Cooking Time for a Stuffed Turkey

Cooking a turkey in the oven requires knowledge of how long to roast the bird for. The larger the turkey, the longer the bird needs to be in the oven to ensure it reaches the proper temperature. If a turkey is undercooked, especially one with stuffing inside that also needs to reach proper temperature, food-borne illnesses can be caused. Take caution and patience in preparation of a turkey and always make sure to use a meat thermometer to check both the meat of the turkey and the stuffing inside.


Cooking a turkey thoroughly is important due to safety issues in consuming undercooked poultry. The key is knowing how many pounds your turkey weighs and the time needed to cook it completely with the method you have chosen to cook it. The rule of thumb is approximately 15 minutes for every pound of turkey. Whole Foods Market recommends adding five to seven minutes of cooking time per pound of turkey, if the turkey is stuffed.

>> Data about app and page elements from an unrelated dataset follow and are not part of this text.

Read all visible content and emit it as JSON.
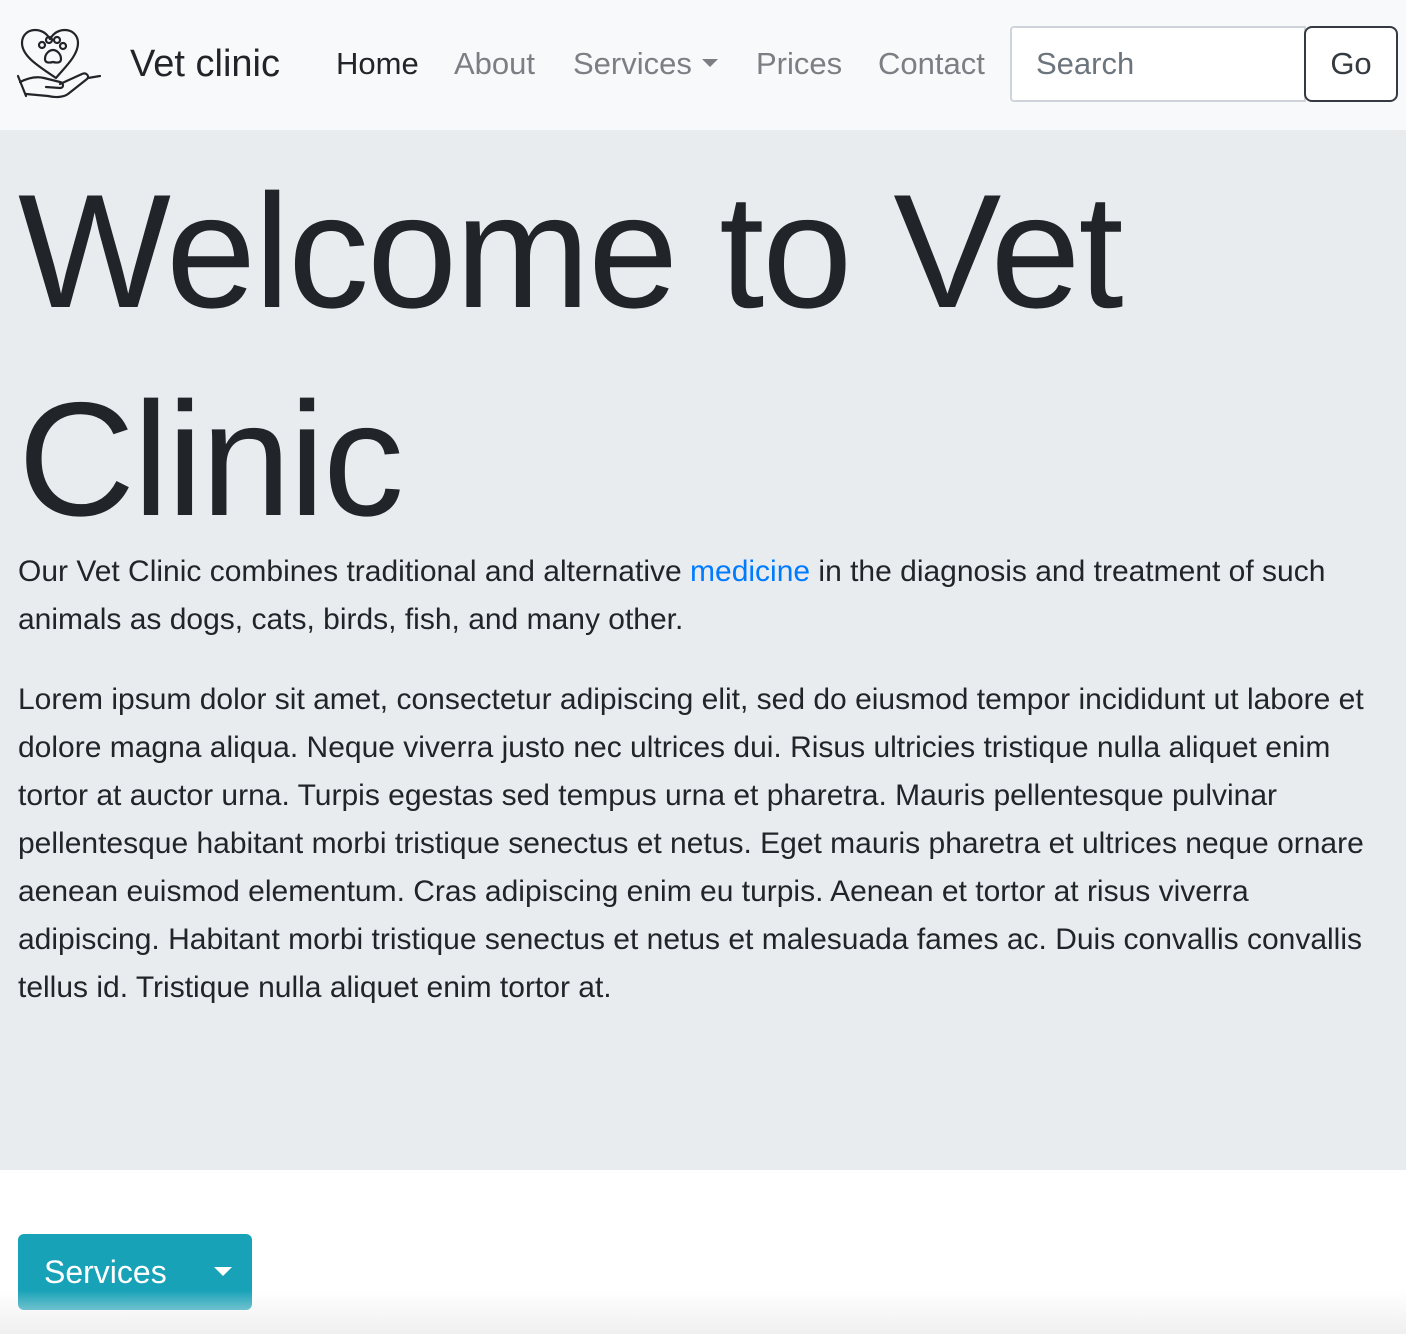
{
  "navbar": {
    "brand": "Vet clinic",
    "logo_icon": "paw-heart-hand-icon",
    "links": [
      {
        "label": "Home",
        "active": true
      },
      {
        "label": "About",
        "active": false
      },
      {
        "label": "Services",
        "active": false,
        "dropdown": true
      },
      {
        "label": "Prices",
        "active": false
      },
      {
        "label": "Contact",
        "active": false
      }
    ],
    "search_placeholder": "Search",
    "go_label": "Go"
  },
  "hero": {
    "title": "Welcome to Vet Clinic",
    "intro_before": "Our Vet Clinic combines traditional and alternative ",
    "intro_link": "medicine",
    "intro_after": " in the diagnosis and treatment of such animals as dogs, cats, birds, fish, and many other.",
    "lorem": "Lorem ipsum dolor sit amet, consectetur adipiscing elit, sed do eiusmod tempor incididunt ut labore et dolore magna aliqua. Neque viverra justo nec ultrices dui. Risus ultricies tristique nulla aliquet enim tortor at auctor urna. Turpis egestas sed tempus urna et pharetra. Mauris pellentesque pulvinar pellentesque habitant morbi tristique senectus et netus. Eget mauris pharetra et ultrices neque ornare aenean euismod elementum. Cras adipiscing enim eu turpis. Aenean et tortor at risus viverra adipiscing. Habitant morbi tristique senectus et netus et malesuada fames ac. Duis convallis convallis tellus id. Tristique nulla aliquet enim tortor at."
  },
  "services_button": {
    "label": "Services"
  },
  "colors": {
    "navbar_bg": "#f8f9fa",
    "jumbotron_bg": "#e9ecef",
    "link": "#007bff",
    "info_button": "#17a2b8",
    "nav_muted": "#7b7f84",
    "text_dark": "#212529"
  }
}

You can tell how large the turkey is either by looking at the weight on the package---most turkeys are sold at a price-per-pound---or by weighing the turkey on a meat scale. Once the weight is determined, you can determine how long to cook the turkey.

Time and Temperature

According to the Food Safety and Inspection Service, turkey meat becomes safe to eat at 165 degrees. To reach this temperature, roast a stuffed turkey at 325 degrees. Cook an 8 to 12 lb. turkey for three to three and a half hours; cook a 12 to 14 lb. turkey for three and a half to four hours. A 14 to 18 lb. turkey, will be done in four to four and a quarter hours, an 18 to 20 lb. turkey will take four and a quarter to four and three-quarter hours and a 20 to 24 lb. stuffed turkey takes four and three-quarters to five and a quarter hours.


Insert a food thermometer into the cavity of the turkey and into the stuffing and letting it sit for five minutes to check the internal temperature. If the temperature is not higher that 165 degrees, continue cooking the bird. Also check the temperatures of the thickest part of the breast, the wing, the leg and the thigh to verify temperature readings. Undercooked poultry, such as turkey, can cause food-borne illness. According to the University of Manitoba, undercooked poultry carries two dangerous bacteria types: salmonella and campylobacter. Both bacteria affect the gastrointestinal tract and can cause diarrhea, upset stomach and even fever and vomiting. Stuffing inside a turkey can absorb these bacteria as the meat cooks around it, which is why it takes longer to cook a stuffed turkey and why it is important to verify that the stuffing has reached the appropriate temperature along with the bird around it.

Fun Facts

Benjamin Franklin suggested that the turkey be named the national bird of the United States of America. The heaviest turkey ever raised was 86 pounds. Henry VIII was the first English king to eat turkey and Edward VII ate it during Christmas.

References & Resources